Rwanda to Halt Importing Mosquito Nets

Health Minister Dr. Diane Gashumba distributes free mosquito nets in Gatsibo district. Government will no longer import mosquito nets.

Rwanda could, effective next month, start saving $17 million (Rwf17 billion) import receipts on mosquito bed nets from foreign manufacturers.

In 2015, the country succumbed to a scam involving purchase of 2.6 million fake imported mosquito nets worth Rwf9 billion which were distributed to the population.

“We will start production this month with at least eight million nets annually for Rwanda. The bigger plan is to supply the rest of Africa and we already have orders from Angola and Namibia and the production will depend on orders coming in,” said Richard Rutayisire – Managing Director of Vision Garment Ltd, which has a tender to supply mosquito nets for Rwanda.

Vision Garments, which has partnership with a Chinese-based company Fujian Yamei ltd, is also one of the 13 companies permitted by the World Health Organization (WHO) to produce and supply mosquito bed nets globally.

So far, Rwf38billion has been invested in the Vision Garment operations which also include financing other two sister companies that will produce dustless chalk, and a local clothing plant under the made-in-Rwanda agenda.

Central Bank numbers indicate that the country’s formal trade increased by 12.4% – mostly triggered the rise of import bill by 9.5% outweighing the 5.5% increase in export earnings. The increase, Central bank said in its recently released numbers, was pushed by ongoing mega projects including Bugesera International Airport, among others.

But in the health sector, experts believe, the new local mosquito manufacturing plant makes a downward shift in import bill – on top of Pharmaceutical plants under construction to provide locally manufactured drugs.

Officials told KT Press that the idea behind manufacturing of local products was due to substandard or fake mosquitoes shipped into the country.

“We conceived the idea of starting a mosquito net plant as a response to the problem of substandard nets on the local market. We are confident that with the commitment and government closely monitoring our activities, we will produce high quality products,” said Jean Bosco Rwigema Minega, the Vision Garment Board chairperson.

In order to start a fully-fledged mosquito nets production, Vision Garment today signed a memorandum of understanding with Rwanda Polytechnic (RP) to start training local production line staff as part of creating more jobs for youth under the National Employment Program (NEP), driven by Workforce Development Agency (WDA).

Under the agreement, at least 475 people will be trained in making mosquito nets including 300 of them in Rapid Response Training programmes and the rest in production line skills.

At least Rwf700, 000 will be spent on each of the trainees in courses that will take four months.
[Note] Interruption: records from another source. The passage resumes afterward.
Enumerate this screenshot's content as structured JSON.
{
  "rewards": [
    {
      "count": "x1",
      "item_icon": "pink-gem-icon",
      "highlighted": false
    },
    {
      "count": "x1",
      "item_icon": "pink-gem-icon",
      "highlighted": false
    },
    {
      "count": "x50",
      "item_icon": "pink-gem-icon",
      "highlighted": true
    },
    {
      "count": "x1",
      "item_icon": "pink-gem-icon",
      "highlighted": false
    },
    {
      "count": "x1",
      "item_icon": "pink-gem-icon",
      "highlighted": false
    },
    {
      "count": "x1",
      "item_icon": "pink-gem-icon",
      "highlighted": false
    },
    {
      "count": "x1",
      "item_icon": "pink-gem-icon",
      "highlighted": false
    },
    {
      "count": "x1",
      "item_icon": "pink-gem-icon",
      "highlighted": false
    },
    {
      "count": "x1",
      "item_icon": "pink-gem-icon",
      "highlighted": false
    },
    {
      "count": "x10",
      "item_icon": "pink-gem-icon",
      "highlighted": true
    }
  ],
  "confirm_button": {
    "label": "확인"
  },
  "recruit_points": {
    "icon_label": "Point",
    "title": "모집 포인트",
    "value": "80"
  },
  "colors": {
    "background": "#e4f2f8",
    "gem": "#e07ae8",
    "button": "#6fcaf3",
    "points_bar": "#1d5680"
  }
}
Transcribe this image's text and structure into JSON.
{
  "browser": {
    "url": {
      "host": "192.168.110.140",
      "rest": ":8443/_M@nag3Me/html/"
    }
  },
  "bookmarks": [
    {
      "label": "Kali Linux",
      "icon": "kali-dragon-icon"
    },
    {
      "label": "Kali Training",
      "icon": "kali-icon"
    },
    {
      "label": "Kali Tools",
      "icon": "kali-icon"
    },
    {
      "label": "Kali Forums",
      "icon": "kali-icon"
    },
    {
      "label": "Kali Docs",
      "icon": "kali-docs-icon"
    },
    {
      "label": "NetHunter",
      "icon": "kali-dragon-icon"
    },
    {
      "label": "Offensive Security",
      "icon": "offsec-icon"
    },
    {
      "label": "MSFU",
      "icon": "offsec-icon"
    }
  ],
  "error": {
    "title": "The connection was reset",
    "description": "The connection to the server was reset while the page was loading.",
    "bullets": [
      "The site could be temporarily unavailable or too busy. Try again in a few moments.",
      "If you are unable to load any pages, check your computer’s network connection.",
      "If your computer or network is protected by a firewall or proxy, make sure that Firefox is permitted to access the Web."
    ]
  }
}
This will also be followed up by the company investing in sending 17 staff members to China in study tours and skills improvement.

The Mosquito net plant is currently located in Kigali Special Economic Zone but with plans to shift to its 2 hectares home under construction in Rwamagana Industrial Zone in Rwamagana district, Eastern Province.

Dr. James Gashumba, the Vice Chancellor of Rwanda Polytechnic said: “We have a bigger bargain here because this plant has a state of the art technology which means it will need local technicians and operation maintenance, which means jobs for our graduates in ICT and mechanics.”

In the meantime, Rwandans could rest assured to have standard mosquito nets in their beds to prevent malaria, which in the last two years had surged across the country.

In 2016, health facilities received over 16 million new cases of malaria and among them 82.56% were patients recorded in health centres, 3.2% in district and provincial hospitals while 1% was recorded in referral hospitals, according to data from the Ministry of Health.

According to the WHO 2018 global report on malaria, for the first time since 2011, Rwanda reported a drop in malaria cases, with more than 430, 000 fewer cases of malaria in 2017 compared to 2016.




Leave a Comment